The Hill | May 24, 2016 | Randall Luthi
Emboldened by the Obama Administration’s anti-oil and gas leasing decisions, extreme environmental groups have gained traction with the “Keep it in the Ground” campaign, demanding policies that would stop the extraction of fossil fuels from federal lands. Their argument — preventing fossil fuel extraction will prevent spills and the release of greenhouse gases — seems simple. But considering the tremendous benefits oil and natural gas provide, the result would be anything but simple.

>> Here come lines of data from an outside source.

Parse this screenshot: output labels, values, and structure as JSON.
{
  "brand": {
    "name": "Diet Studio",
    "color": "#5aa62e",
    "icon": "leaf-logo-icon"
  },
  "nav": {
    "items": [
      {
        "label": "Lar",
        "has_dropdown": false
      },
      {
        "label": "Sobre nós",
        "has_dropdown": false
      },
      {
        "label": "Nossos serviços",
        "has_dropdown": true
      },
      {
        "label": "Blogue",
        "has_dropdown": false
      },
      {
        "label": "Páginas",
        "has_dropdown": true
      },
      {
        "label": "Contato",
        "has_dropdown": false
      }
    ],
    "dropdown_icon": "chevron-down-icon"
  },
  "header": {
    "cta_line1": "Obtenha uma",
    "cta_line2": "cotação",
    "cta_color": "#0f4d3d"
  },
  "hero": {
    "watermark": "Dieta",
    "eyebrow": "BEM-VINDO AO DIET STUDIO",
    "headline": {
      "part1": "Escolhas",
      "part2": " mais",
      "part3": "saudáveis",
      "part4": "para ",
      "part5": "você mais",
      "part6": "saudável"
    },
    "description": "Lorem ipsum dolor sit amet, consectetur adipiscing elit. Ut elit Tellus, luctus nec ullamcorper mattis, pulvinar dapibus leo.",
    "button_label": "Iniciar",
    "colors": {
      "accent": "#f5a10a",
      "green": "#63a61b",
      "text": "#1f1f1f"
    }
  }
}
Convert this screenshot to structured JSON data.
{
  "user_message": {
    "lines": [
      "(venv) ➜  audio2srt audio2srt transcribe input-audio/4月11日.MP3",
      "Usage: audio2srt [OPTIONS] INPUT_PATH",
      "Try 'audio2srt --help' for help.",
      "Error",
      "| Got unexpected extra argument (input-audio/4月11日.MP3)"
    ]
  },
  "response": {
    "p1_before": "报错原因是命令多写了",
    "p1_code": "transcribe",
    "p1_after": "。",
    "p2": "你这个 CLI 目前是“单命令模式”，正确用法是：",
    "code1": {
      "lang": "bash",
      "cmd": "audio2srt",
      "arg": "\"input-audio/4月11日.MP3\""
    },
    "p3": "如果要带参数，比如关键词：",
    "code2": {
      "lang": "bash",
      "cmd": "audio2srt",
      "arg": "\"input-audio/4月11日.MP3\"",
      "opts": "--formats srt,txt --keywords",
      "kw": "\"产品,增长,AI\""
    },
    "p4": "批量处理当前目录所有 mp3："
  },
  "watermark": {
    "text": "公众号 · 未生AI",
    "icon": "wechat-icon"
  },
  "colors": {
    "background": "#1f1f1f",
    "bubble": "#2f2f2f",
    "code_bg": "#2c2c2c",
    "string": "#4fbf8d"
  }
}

“Keep it in the Ground” will diminish the energy security, opportunity and freedom that fossil fuels make possible. Affordable energy powers our economy and provides jobs and opportunity. Fossil fuels provide energy to heat and cool our homes, cook our food, run our businesses, and operate planes, trains, automobiles and boats. Modern devices, life-saving medical equipment, clothing, eye-glasses, carpeting, roads, and even the roofs over our heads are all made with petroleum based components. American consumers should carefully consider the sweeping ramifications of Keep it in the Ground:
The end of U.S. energy leadership. Without federal production, the U.S. will no longer be as energy self-sufficient. In 2014 and 2015, the U.S. produced about 88% of its energy needs. Federal lands, onshore and offshore, yielded 23% of U.S. fossil fuel production. Next year, federal offshore areas alone are expected to yield about 20% of our domestic oil. State and private development will not be enough to prevent the U.S. from losing its energy leadership position.
The recently gained benefits of U.S. oil exports will also be greatly diminished, if not extinguished. Our oil imports will increase if Keep it in the Ground succeeds, undermining U.S. leadership and returning us to reliance on imports from countries that do not support our policies. Friendly Canada will gladly increase fossil fuel exports to the U.S., but we will also import fossil fuels from unfriendly Venezuela, Russia and countries in the Middle East.
Read the full op-ed here.